When it rains it pours: I was deluged with freelance gigs right in the middle of a really busy time, so another challenge besides fighting off not just physical fatigue, but also "repetitive logo syndrome." Nine years is a long time to cultivate a cohesive, signature body of work, so a problem is how to keep coming up with something new, yet still keep it looking like it's yours. I started with the concept of having a salmon run ("RUN" HA!) but bailed on the inevitable complexity so it was mothballed until it could be potentially rolled over into next year's design (nothing like having work in the mental bank). The core idea was retained from the above-posted initial sketch.

Then the next stage was penciling in tentative details like the dates and such, to be proofed at this point before committing to inks. To be sure though, what with the digital phase at the end of the process there's always additional opportunity to edit and tweak components of the design. But I still much prefer having as much of the elements as possible out on the proverbial table when starting to experiment.

Imagine my dawning horror over realizing that I'd been essentially plagiarizing myself - maybe that assessment's bit harsh, more like just playing a broken record in my head and repeating myself artistically. More like falling into a predictable rut of my own making, or just simply creative laziness under pressure, which can happen when one is absolutely overwhelmed with stress. Mainly I was struck with the fact that there would be two races (see earlier Parkie-Pine post) within weeks of each other and both running equal marketing efforts that featured my work: stylistic similarities aside (which is an asset, since they are commissioning work that's recognizably mine) the designs were just too close for comfort. The solution was to push through and explore what for me is a new departure, specifically from my instinctual circular template. The above sequence of screen-grabs highlights the continual reworkings I go through, sometimes even after investing significant time to arrive at a variation on a theme that will ultimately be discarded. Not all that different from the original series that resulted from sitting down with blank sheets of paper and pencil, just with a different tool.

I actually started moving in this "squarish" direction last year and was pleased with the subtle break from tradition, and also really dug the stark contrast between the bold black against a more organic outline of the character. Adding the floating cascade of cartoon notes was the trademark touch, and the final draft got an enthusiastic approval. Then it was time to work up concurrent variations using the core design for both the full-color poster and the tshirt.

Above is an example of what the deign would look like as printed using a single-color and utilizing the color of the tshirt as an element, in this case white ink on a tan background. The process usually calls for something known in the industry as a "reversal," which is markedly different aesthetic than just simply using a light-coloed ink with the original line art (ie instead of printing as black, every line would print as white, which results in it looking more like a weird negative). This one-color option is often a more attractive and economical route to go as well, as each additional color requires another separate ink and thus screen, which will begin to add cost to the total, overall price per unit.

For the full-color poster I oscillated between two extremes: crazy color versus simple blocks of boldness, so I kept pushing out and then pulling back (think kneading mental bread), playing both ends against each other in hopes of eventually arriving at a happy medium.
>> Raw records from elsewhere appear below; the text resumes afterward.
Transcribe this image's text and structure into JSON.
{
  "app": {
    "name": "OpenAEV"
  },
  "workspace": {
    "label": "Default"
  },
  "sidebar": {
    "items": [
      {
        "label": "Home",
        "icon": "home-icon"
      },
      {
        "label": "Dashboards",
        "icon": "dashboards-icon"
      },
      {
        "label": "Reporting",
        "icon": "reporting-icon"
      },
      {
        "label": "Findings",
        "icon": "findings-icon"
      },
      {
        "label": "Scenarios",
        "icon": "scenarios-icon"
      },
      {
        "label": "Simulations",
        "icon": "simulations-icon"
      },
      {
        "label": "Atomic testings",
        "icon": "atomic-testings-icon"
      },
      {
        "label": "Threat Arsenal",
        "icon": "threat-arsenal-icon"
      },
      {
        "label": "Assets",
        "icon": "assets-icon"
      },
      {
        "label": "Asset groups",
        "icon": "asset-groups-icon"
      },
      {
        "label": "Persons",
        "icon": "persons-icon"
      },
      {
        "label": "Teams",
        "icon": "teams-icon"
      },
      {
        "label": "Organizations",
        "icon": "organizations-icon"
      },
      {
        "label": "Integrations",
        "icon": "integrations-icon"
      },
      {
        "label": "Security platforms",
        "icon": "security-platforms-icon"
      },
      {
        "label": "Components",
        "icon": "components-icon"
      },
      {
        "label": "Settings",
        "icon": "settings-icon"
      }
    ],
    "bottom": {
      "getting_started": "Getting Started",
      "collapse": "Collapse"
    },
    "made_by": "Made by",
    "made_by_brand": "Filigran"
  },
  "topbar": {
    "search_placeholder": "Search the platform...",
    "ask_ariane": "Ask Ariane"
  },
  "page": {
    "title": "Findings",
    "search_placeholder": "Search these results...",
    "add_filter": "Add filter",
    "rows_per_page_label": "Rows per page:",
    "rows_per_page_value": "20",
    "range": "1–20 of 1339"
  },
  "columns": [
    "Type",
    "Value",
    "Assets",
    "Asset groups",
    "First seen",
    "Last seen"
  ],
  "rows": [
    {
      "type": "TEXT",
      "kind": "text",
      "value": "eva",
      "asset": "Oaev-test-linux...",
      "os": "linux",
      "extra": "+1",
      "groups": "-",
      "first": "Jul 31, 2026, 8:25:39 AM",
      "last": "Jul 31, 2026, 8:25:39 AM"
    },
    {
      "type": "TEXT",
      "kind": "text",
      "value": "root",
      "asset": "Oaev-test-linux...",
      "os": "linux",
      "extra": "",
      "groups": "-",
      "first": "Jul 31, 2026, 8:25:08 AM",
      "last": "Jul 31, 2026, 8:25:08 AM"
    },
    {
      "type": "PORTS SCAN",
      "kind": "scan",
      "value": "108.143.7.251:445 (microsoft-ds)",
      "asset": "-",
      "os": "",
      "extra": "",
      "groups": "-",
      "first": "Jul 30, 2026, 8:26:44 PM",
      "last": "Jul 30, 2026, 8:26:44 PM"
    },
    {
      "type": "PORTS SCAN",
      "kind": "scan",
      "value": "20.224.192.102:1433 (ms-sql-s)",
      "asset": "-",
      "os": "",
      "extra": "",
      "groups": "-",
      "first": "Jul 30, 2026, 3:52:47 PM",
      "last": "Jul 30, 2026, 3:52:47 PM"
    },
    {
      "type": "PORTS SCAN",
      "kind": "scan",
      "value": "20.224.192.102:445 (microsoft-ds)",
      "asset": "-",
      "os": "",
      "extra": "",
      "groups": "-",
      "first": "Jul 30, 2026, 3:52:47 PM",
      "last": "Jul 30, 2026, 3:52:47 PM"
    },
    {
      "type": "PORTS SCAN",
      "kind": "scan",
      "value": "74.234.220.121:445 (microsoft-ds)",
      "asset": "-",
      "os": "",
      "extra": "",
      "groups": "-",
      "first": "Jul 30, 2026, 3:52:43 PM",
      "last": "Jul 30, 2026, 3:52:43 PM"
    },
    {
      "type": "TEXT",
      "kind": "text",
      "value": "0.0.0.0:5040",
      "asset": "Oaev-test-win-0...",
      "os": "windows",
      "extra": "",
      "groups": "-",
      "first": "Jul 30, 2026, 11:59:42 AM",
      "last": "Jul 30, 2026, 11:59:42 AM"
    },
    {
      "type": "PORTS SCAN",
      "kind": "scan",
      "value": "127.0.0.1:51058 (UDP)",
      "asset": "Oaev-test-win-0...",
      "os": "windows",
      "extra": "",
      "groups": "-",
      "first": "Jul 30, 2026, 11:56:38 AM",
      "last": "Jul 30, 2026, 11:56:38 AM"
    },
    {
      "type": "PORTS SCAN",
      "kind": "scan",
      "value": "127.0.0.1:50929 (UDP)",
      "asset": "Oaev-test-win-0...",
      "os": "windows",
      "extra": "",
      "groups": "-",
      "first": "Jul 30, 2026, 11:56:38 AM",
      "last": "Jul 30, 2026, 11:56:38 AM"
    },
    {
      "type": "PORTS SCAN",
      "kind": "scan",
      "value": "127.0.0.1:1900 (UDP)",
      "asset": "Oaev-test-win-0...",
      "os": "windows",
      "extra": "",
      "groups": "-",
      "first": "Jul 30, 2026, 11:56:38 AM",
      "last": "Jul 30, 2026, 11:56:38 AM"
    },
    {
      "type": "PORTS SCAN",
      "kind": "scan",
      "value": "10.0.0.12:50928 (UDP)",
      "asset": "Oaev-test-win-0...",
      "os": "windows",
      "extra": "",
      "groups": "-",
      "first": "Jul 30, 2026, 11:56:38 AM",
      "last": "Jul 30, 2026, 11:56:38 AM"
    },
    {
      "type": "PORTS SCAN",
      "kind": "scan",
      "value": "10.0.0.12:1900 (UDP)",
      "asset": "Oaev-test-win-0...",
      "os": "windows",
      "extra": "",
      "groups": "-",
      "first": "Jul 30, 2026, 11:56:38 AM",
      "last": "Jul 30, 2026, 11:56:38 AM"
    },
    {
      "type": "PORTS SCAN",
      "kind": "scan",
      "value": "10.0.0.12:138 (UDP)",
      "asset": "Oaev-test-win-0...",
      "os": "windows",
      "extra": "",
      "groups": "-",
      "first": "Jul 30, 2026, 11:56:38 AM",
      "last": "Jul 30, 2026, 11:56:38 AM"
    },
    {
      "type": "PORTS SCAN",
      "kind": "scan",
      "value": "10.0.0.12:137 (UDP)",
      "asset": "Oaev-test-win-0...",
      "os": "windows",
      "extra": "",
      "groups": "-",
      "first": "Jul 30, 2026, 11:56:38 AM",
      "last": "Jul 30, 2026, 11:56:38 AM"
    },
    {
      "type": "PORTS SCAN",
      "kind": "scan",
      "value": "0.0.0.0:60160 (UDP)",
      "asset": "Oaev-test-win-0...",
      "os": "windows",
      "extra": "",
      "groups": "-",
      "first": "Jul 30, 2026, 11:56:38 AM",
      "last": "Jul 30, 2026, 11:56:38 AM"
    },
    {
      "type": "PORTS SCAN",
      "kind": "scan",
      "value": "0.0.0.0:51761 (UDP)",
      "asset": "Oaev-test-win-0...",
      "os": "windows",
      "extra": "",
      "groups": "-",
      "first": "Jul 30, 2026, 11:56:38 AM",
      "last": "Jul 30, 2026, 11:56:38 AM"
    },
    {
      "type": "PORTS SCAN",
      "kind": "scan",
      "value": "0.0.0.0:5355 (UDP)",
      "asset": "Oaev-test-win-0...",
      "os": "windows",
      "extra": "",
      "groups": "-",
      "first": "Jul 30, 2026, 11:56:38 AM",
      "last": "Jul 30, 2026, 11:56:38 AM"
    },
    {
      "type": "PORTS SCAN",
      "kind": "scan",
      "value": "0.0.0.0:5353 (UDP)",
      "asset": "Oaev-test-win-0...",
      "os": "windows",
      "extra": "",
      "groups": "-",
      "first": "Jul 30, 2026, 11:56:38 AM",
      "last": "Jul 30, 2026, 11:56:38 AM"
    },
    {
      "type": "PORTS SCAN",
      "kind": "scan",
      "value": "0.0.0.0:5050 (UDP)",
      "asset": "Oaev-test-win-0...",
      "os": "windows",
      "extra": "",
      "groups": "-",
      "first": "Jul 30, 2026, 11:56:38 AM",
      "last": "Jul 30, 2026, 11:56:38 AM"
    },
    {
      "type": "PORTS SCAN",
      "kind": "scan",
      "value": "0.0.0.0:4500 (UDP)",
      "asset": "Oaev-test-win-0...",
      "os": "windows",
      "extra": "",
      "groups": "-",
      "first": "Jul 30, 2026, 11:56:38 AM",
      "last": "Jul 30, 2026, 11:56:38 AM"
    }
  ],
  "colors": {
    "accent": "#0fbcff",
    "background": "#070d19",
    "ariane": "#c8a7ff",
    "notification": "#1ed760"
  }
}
The subtle bas-relief of the raised lettering added a spiffy embossed effect that further enhanced the contrasting aesthetic of a computerized, mechanical flavor against the funky flat colors + robust rounding of the bear.